Joseph’s Second Coat (Genesis 39)
I love the story of Joseph – there’s such a deep richness of meaning to it. We all know about the first coat Joseph had, the coat of many colors; there was even a Broadway musical about it. It represented Joseph’s pride that stood between him and the amazing future God had planned for him. But he also had a second coat, and it’s this one that’s perhaps more important for Christ-followers. That’s the coat Joseph lost when he was fleeing the advances of Potiphar’s wife. For a Christian, it represents the coat of spiritual self-righteousness: I’m a child of God, I’m all set, I’ve got this Christian thing nailed down, I don’t need anything else. At this point we know that God has saved us, set us free from the old life, but there’s still a strong tendency toward pride – proof that God isn’t done with us yet. That’s when we’re the most dangerous.

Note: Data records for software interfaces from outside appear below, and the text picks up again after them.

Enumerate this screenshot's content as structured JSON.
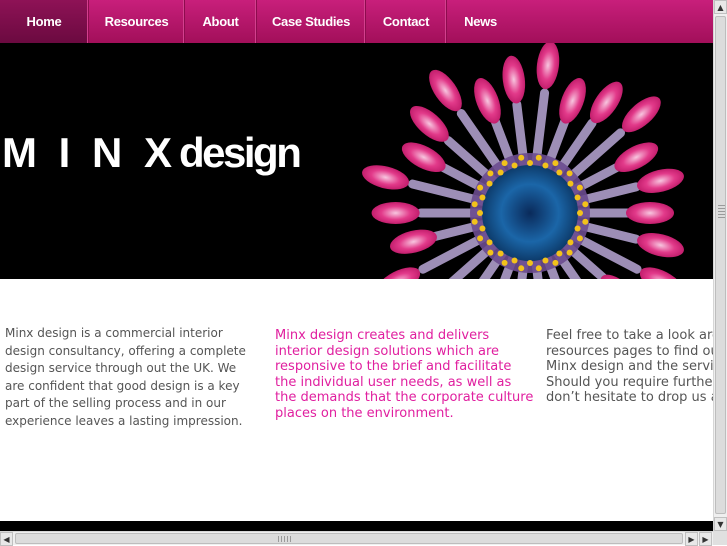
{
  "nav": {
    "items": [
      {
        "label": "Home",
        "active": true
      },
      {
        "label": "Resources",
        "active": false
      },
      {
        "label": "About",
        "active": false
      },
      {
        "label": "Case Studies",
        "active": false
      },
      {
        "label": "Contact",
        "active": false
      },
      {
        "label": "News",
        "active": false
      }
    ]
  },
  "hero": {
    "logo_spaced": "M I N X",
    "logo_word": "design"
  },
  "content": {
    "col1": "Minx design is a commercial interior design consultancy, offering a complete design service through out the UK. We are confident that good design is a key part of the selling process and in our experience leaves a lasting impression.",
    "col2": "Minx design creates and delivers interior design solutions which are responsive to the brief and facilitate the individual user needs, as well as the demands that the corporate culture places on the environment.",
    "col3_lines": [
      "Feel free to take a look aro",
      "resources pages to find ou",
      "Minx design and the servic",
      "Should you require further",
      "don’t hesitate to drop us a"
    ]
  },
  "colors": {
    "nav": "#b5176b",
    "accent_text": "#e01f9f",
    "body_text": "#555555"
  },
  "scrollbars": {
    "up": "▲",
    "down": "▼",
    "left": "◀",
    "right": "▶"
  }
}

That kind of Christian is the one people hate – the ones who are still boasting, still full of themselves, etc. At this point in our walk, God has blessed us, at least in some ways, but that leads us to believe we’ve arrived. So our confidence is still in self rather than in God. We can see pride in others but not in ourselves; till we humble ourselves enough to take the log out of our own eye, we can’t see with God’s vision enough to help others in any deep way. We are still like the disciples before the Cross – still thinking about their place in the Kingdom – their shot at personal glory – rather than the Glorious One. We’re still in need of God to strip us bare; we know Christ died for us, but we haven’t yet learned to die with him. So, like Joseph, God takes away the next layer, the second coat – often in a confusing, humiliating and seemingly unfair way, like with Potiphar’s wife. A person going through this can totally relate to Christ’s beatitude about being persecuted for the sake of righteousness. But that beatitude comes only after the ones about becoming poor in spirit, meek, merciful, and pure in heart. Perhaps it’s true that we’re being persecuted for our righteousness, but can we see that God is behind it all, testing us, refining us like gold? Our response to such mistreatment indicates our level of spirituality – whether it’s mostly self with a prideful veneer of belonging to Jesus, or truly acting in the righteousness of Christ. Joseph was meek about what happened; rather than rail arrogantly about the unfairness of it all, he submitted to God’s shepherding. And because of his humility and servanthood, God in his love raised Joseph up to a place of honor, where he could be a great blessing to many people, even to nations. We each have to ask ourselves: Am I willing to let him strip me of my second Joseph’s coat, the inner coat of Christian self-righteousness?